▸ **PROVIDED INFORMATION**
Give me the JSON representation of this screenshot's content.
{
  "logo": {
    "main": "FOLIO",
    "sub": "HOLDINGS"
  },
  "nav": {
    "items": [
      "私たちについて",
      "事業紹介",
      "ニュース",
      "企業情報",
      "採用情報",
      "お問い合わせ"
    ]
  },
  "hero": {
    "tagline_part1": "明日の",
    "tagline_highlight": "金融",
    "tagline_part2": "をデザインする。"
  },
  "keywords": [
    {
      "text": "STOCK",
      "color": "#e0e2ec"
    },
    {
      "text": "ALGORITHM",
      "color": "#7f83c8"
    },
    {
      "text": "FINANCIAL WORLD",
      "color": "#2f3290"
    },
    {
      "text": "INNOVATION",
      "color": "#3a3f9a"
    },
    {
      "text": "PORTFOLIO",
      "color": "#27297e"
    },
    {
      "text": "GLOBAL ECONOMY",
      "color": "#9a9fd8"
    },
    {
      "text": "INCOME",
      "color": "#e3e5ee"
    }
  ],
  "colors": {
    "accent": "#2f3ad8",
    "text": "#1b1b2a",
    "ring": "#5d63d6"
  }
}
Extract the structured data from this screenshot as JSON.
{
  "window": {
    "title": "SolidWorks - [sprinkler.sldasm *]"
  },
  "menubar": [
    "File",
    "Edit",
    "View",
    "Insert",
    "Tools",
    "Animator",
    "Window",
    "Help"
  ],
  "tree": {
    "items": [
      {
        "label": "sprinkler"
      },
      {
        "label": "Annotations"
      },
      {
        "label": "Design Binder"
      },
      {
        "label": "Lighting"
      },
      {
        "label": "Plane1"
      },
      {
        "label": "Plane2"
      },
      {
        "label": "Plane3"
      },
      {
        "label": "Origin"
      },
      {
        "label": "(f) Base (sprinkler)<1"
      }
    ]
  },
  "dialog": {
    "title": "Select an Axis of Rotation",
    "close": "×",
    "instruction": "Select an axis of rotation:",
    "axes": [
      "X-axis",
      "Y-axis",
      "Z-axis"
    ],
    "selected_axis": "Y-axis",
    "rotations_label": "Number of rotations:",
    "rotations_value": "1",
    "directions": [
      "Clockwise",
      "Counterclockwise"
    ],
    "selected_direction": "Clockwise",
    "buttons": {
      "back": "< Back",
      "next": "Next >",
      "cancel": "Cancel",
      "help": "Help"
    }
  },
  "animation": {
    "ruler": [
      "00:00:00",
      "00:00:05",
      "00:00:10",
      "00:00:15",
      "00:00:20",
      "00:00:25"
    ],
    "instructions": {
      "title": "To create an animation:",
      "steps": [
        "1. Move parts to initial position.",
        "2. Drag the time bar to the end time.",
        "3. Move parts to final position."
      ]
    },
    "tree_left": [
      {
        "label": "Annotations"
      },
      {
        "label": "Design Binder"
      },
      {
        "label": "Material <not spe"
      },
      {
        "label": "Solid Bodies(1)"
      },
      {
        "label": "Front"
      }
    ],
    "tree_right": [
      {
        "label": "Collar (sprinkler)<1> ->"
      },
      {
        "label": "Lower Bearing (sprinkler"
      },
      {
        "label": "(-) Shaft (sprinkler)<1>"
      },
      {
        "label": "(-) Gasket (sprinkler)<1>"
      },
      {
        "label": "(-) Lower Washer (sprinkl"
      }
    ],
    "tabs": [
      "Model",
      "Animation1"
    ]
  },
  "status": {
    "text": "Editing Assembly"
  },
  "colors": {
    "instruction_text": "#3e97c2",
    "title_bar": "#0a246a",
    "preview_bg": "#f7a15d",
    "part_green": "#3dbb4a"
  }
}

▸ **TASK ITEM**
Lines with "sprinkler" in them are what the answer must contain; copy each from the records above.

▸ **REPLY TO THE EXERCISE**
    "title": "SolidWorks - [sprinkler.sldasm *]"
        "label": "sprinkler"
        "label": "(f) Base (sprinkler)<1"
        "label": "Collar (sprinkler)<1> ->"
        "label": "Lower Bearing (sprinkler"
        "label": "(-) Shaft (sprinkler)<1>"
        "label": "(-) Gasket (sprinkler)<1>"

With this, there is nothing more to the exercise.